> **EXERCISE BRIEF**
Nothing but the records themselves, exactly as written, should appear in the reply; leave out the pictures.
##########
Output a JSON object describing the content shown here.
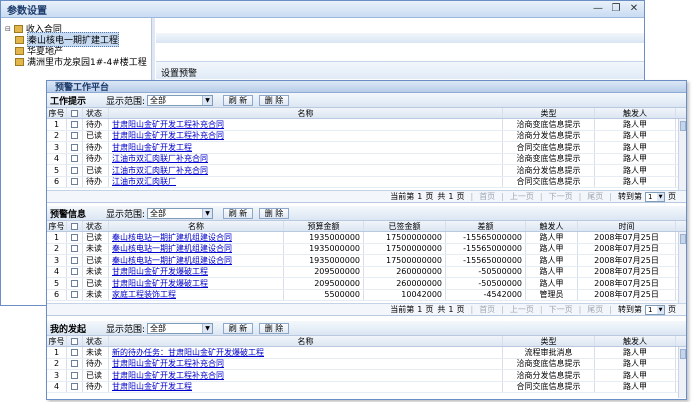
{
  "back_window": {
    "title": "参数设置",
    "controls": [
      "—",
      "❐",
      "✕"
    ],
    "tree": [
      {
        "label": "收入合同",
        "level": 0
      },
      {
        "label": "秦山核电一期扩建工程",
        "level": 1,
        "selected": true
      },
      {
        "label": "华夏地产",
        "level": 1
      },
      {
        "label": "满洲里市龙泉园1#-4#楼工程",
        "level": 1
      }
    ],
    "right_label": "设置预警"
  },
  "front_window": {
    "title": "预警工作平台",
    "range_label": "显示范围:",
    "range_value": "全部",
    "refresh_label": "刷 新",
    "delete_label": "删 除",
    "pager": {
      "current_prefix": "当前第",
      "current": "1",
      "page_word": "页",
      "total_prefix": "共",
      "total": "1",
      "first": "首页",
      "prev": "上一页",
      "next": "下一页",
      "last": "尾页",
      "goto": "转到第",
      "goto_value": "1",
      "goto_suffix": "页"
    }
  },
  "work_hint": {
    "name": "工作提示",
    "columns": [
      "序号",
      "",
      "状态",
      "名称",
      "类型",
      "触发人"
    ],
    "rows": [
      {
        "no": "1",
        "status": "待办",
        "name": "甘肃阳山金矿开发工程补充合同",
        "type": "洽商变底信息提示",
        "trigger": "路人甲"
      },
      {
        "no": "2",
        "status": "已读",
        "name": "甘肃阳山金矿开发工程补充合同",
        "type": "洽商分发信息提示",
        "trigger": "路人甲"
      },
      {
        "no": "3",
        "status": "待办",
        "name": "甘肃阳山金矿开发工程",
        "type": "合同交底信息提示",
        "trigger": "路人甲"
      },
      {
        "no": "4",
        "status": "待办",
        "name": "江油市双汇肉联厂补充合同",
        "type": "洽商变底信息提示",
        "trigger": "路人甲"
      },
      {
        "no": "5",
        "status": "已读",
        "name": "江油市双汇肉联厂补充合同",
        "type": "洽商分发信息提示",
        "trigger": "路人甲"
      },
      {
        "no": "6",
        "status": "待办",
        "name": "江油市双汇肉联厂",
        "type": "合同交底信息提示",
        "trigger": "路人甲"
      }
    ]
  },
  "alert_info": {
    "name": "预警信息",
    "columns": [
      "序号",
      "",
      "状态",
      "名称",
      "预算金额",
      "已签金额",
      "差额",
      "触发人",
      "时间"
    ],
    "rows": [
      {
        "no": "1",
        "status": "已读",
        "name": "秦山核电站一期扩建机组建设合同",
        "budget": "1935000000",
        "signed": "17500000000",
        "diff": "-15565000000",
        "trigger": "路人甲",
        "time": "2008年07月25日"
      },
      {
        "no": "2",
        "status": "未读",
        "name": "秦山核电站一期扩建机组建设合同",
        "budget": "1935000000",
        "signed": "17500000000",
        "diff": "-15565000000",
        "trigger": "路人甲",
        "time": "2008年07月25日"
      },
      {
        "no": "3",
        "status": "已读",
        "name": "秦山核电站一期扩建机组建设合同",
        "budget": "1935000000",
        "signed": "17500000000",
        "diff": "-15565000000",
        "trigger": "路人甲",
        "time": "2008年07月25日"
      },
      {
        "no": "4",
        "status": "未读",
        "name": "甘肃阳山金矿开发爆破工程",
        "budget": "209500000",
        "signed": "260000000",
        "diff": "-50500000",
        "trigger": "路人甲",
        "time": "2008年07月25日"
      },
      {
        "no": "5",
        "status": "已读",
        "name": "甘肃阳山金矿开发爆破工程",
        "budget": "209500000",
        "signed": "260000000",
        "diff": "-50500000",
        "trigger": "路人甲",
        "time": "2008年07月25日"
      },
      {
        "no": "6",
        "status": "未读",
        "name": "家庭工程装饰工程",
        "budget": "5500000",
        "signed": "10042000",
        "diff": "-4542000",
        "trigger": "管理员",
        "time": "2008年07月25日"
      }
    ]
  },
  "my_initiated": {
    "name": "我的发起",
    "columns": [
      "序号",
      "",
      "状态",
      "名称",
      "类型",
      "触发人"
    ],
    "rows": [
      {
        "no": "1",
        "status": "未读",
        "name": "新的待办任务：甘肃阳山金矿开发爆破工程",
        "type": "流程审批消息",
        "trigger": "路人甲"
      },
      {
        "no": "2",
        "status": "待办",
        "name": "甘肃阳山金矿开发工程补充合同",
        "type": "洽商变底信息提示",
        "trigger": "路人甲"
      },
      {
        "no": "3",
        "status": "已读",
        "name": "甘肃阳山金矿开发工程补充合同",
        "type": "洽商分发信息提示",
        "trigger": "路人甲"
      },
      {
        "no": "4",
        "status": "待办",
        "name": "甘肃阳山金矿开发工程",
        "type": "合同交底信息提示",
        "trigger": "路人甲"
      }
    ]
  }
}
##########
> **TASK OUTPUT**
Output a JSON object describing the content shown here.
{
  "back_window": {
    "title": "参数设置",
    "controls": [
      "—",
      "❐",
      "✕"
    ],
    "tree": [
      {
        "label": "收入合同",
        "level": 0
      },
      {
        "label": "秦山核电一期扩建工程",
        "level": 1,
        "selected": true
      },
      {
        "label": "华夏地产",
        "level": 1
      },
      {
        "label": "满洲里市龙泉园1#-4#楼工程",
        "level": 1
      }
    ],
    "right_label": "设置预警"
  },
  "front_window": {
    "title": "预警工作平台",
    "range_label": "显示范围:",
    "range_value": "全部",
    "refresh_label": "刷 新",
    "delete_label": "删 除",
    "pager": {
      "current_prefix": "当前第",
      "current": "1",
      "page_word": "页",
      "total_prefix": "共",
      "total": "1",
      "first": "首页",
      "prev": "上一页",
      "next": "下一页",
      "last": "尾页",
      "goto": "转到第",
      "goto_value": "1",
      "goto_suffix": "页"
    }
  },
  "work_hint": {
    "name": "工作提示",
    "columns": [
      "序号",
      "",
      "状态",
      "名称",
      "类型",
      "触发人"
    ],
    "rows": [
      {
        "no": "1",
        "status": "待办",
        "name": "甘肃阳山金矿开发工程补充合同",
        "type": "洽商变底信息提示",
        "trigger": "路人甲"
      },
      {
        "no": "2",
        "status": "已读",
        "name": "甘肃阳山金矿开发工程补充合同",
        "type": "洽商分发信息提示",
        "trigger": "路人甲"
      },
      {
        "no": "3",
        "status": "待办",
        "name": "甘肃阳山金矿开发工程",
        "type": "合同交底信息提示",
        "trigger": "路人甲"
      },
      {
        "no": "4",
        "status": "待办",
        "name": "江油市双汇肉联厂补充合同",
        "type": "洽商变底信息提示",
        "trigger": "路人甲"
      },
      {
        "no": "5",
        "status": "已读",
        "name": "江油市双汇肉联厂补充合同",
        "type": "洽商分发信息提示",
        "trigger": "路人甲"
      },
      {
        "no": "6",
        "status": "待办",
        "name": "江油市双汇肉联厂",
        "type": "合同交底信息提示",
        "trigger": "路人甲"
      }
    ]
  },
  "alert_info": {
    "name": "预警信息",
    "columns": [
      "序号",
      "",
      "状态",
      "名称",
      "预算金额",
      "已签金额",
      "差额",
      "触发人",
      "时间"
    ],
    "rows": [
      {
        "no": "1",
        "status": "已读",
        "name": "秦山核电站一期扩建机组建设合同",
        "budget": "1935000000",
        "signed": "17500000000",
        "diff": "-15565000000",
        "trigger": "路人甲",
        "time": "2008年07月25日"
      },
      {
        "no": "2",
        "status": "未读",
        "name": "秦山核电站一期扩建机组建设合同",
        "budget": "1935000000",
        "signed": "17500000000",
        "diff": "-15565000000",
        "trigger": "路人甲",
        "time": "2008年07月25日"
      },
      {
        "no": "3",
        "status": "已读",
        "name": "秦山核电站一期扩建机组建设合同",
        "budget": "1935000000",
        "signed": "17500000000",
        "diff": "-15565000000",
        "trigger": "路人甲",
        "time": "2008年07月25日"
      },
      {
        "no": "4",
        "status": "未读",
        "name": "甘肃阳山金矿开发爆破工程",
        "budget": "209500000",
        "signed": "260000000",
        "diff": "-50500000",
        "trigger": "路人甲",
        "time": "2008年07月25日"
      },
      {
        "no": "5",
        "status": "已读",
        "name": "甘肃阳山金矿开发爆破工程",
        "budget": "209500000",
        "signed": "260000000",
        "diff": "-50500000",
        "trigger": "路人甲",
        "time": "2008年07月25日"
      },
      {
        "no": "6",
        "status": "未读",
        "name": "家庭工程装饰工程",
        "budget": "5500000",
        "signed": "10042000",
        "diff": "-4542000",
        "trigger": "管理员",
        "time": "2008年07月25日"
      }
    ]
  },
  "my_initiated": {
    "name": "我的发起",
    "columns": [
      "序号",
      "",
      "状态",
      "名称",
      "类型",
      "触发人"
    ],
    "rows": [
      {
        "no": "1",
        "status": "未读",
        "name": "新的待办任务：甘肃阳山金矿开发爆破工程",
        "type": "流程审批消息",
        "trigger": "路人甲"
      },
      {
        "no": "2",
        "status": "待办",
        "name": "甘肃阳山金矿开发工程补充合同",
        "type": "洽商变底信息提示",
        "trigger": "路人甲"
      },
      {
        "no": "3",
        "status": "已读",
        "name": "甘肃阳山金矿开发工程补充合同",
        "type": "洽商分发信息提示",
        "trigger": "路人甲"
      },
      {
        "no": "4",
        "status": "待办",
        "name": "甘肃阳山金矿开发工程",
        "type": "合同交底信息提示",
        "trigger": "路人甲"
      }
    ]
  }
}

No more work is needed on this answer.